(PROBLEM DESCRIPTION): Check each line of the entries below for the string "JSON"; copy every line where it appears.

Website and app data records
---

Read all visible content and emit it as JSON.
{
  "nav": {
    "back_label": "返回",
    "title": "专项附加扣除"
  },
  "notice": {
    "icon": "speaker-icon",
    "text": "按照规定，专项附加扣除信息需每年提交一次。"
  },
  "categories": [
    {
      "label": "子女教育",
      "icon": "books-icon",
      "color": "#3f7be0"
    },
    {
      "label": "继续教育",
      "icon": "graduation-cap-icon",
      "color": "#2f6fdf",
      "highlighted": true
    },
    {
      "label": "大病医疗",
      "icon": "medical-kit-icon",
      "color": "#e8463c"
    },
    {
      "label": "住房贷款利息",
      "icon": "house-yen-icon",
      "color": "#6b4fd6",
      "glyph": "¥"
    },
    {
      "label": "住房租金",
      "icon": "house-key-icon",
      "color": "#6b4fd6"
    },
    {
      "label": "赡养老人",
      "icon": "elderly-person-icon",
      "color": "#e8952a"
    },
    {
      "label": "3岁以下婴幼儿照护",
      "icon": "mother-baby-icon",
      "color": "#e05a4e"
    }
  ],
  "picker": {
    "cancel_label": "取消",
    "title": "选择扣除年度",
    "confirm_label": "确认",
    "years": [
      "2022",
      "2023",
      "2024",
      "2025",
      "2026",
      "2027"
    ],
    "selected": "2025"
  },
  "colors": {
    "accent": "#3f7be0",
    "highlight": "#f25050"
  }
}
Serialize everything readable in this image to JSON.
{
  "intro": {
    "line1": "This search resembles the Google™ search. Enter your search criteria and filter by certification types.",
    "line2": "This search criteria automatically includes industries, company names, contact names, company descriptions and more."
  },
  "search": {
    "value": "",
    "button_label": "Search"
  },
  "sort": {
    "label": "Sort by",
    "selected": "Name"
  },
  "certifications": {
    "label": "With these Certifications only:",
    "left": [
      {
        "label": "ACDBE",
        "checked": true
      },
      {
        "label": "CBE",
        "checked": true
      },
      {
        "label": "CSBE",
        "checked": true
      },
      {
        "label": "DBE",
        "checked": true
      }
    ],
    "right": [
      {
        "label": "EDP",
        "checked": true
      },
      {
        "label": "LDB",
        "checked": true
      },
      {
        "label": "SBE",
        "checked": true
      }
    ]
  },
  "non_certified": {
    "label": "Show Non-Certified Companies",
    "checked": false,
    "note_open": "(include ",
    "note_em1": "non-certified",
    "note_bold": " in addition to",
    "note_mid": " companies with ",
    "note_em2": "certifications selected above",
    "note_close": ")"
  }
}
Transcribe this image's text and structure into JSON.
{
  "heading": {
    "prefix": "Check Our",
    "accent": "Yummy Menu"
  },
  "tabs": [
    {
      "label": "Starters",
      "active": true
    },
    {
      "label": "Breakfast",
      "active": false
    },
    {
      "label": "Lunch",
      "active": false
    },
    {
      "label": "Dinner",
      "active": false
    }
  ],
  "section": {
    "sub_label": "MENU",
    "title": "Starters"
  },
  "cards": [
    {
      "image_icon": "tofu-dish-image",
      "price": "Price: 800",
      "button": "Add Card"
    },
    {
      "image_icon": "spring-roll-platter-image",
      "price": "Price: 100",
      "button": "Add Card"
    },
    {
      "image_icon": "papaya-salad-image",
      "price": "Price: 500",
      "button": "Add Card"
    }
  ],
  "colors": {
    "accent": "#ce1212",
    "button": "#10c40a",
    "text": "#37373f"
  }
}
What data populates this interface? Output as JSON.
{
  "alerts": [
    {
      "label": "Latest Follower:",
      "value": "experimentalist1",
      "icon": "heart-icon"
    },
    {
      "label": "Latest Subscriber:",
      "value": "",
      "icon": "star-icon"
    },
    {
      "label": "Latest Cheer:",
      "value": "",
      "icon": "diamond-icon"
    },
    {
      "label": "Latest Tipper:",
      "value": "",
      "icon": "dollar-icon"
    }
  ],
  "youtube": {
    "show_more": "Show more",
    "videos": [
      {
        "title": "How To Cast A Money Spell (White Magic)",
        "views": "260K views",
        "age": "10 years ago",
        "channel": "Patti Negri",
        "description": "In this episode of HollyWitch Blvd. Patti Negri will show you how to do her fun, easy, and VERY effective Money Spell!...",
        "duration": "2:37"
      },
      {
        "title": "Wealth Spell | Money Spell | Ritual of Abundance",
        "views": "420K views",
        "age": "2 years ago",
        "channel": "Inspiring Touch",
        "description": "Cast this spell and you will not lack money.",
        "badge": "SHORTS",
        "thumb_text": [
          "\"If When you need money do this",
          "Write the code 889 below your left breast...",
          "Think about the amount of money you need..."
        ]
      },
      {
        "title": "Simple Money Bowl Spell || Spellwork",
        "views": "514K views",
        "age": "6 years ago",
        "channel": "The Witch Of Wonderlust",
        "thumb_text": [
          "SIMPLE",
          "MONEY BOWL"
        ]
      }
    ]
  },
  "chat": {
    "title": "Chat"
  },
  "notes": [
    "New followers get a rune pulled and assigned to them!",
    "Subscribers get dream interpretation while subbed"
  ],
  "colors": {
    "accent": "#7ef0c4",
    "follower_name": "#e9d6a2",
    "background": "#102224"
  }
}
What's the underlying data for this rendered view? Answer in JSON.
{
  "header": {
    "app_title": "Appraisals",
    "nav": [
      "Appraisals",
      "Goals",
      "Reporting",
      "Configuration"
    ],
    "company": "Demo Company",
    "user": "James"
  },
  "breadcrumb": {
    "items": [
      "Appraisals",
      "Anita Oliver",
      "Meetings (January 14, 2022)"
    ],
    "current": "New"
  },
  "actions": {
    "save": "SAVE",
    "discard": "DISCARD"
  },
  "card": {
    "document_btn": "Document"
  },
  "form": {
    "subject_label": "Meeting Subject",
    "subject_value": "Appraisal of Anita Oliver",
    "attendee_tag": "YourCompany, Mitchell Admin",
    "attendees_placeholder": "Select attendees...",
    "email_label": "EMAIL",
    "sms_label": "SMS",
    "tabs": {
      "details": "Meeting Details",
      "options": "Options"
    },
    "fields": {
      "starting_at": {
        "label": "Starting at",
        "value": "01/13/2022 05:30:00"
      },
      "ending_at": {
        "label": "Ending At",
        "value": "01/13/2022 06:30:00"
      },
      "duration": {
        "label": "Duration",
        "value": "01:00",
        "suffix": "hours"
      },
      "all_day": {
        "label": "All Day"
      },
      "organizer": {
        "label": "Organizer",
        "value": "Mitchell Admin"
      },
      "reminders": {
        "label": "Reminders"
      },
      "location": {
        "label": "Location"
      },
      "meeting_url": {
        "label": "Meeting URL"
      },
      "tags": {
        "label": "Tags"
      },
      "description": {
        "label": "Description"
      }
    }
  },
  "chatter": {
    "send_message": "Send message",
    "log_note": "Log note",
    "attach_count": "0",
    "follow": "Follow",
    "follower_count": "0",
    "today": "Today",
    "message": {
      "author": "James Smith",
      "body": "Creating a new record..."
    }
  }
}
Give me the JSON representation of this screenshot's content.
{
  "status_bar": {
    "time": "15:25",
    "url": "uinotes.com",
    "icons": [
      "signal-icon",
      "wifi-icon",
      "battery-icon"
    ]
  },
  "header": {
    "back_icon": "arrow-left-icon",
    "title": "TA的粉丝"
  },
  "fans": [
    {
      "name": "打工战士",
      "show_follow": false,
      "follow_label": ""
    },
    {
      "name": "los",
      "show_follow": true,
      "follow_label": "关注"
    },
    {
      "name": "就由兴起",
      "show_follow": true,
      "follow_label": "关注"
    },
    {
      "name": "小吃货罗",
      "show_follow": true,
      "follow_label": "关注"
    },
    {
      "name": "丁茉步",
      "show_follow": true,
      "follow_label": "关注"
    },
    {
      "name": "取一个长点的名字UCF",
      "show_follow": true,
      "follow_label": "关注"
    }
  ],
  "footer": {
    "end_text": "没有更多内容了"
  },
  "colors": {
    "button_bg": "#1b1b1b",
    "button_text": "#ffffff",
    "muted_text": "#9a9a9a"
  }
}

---

(SOLUTION):
Read all visible content and emit it as JSON.
Serialize everything readable in this image to JSON.
Transcribe this image's text and structure into JSON.
What data populates this interface? Output as JSON.
What's the underlying data for this rendered view? Answer in JSON.
Give me the JSON representation of this screenshot's content.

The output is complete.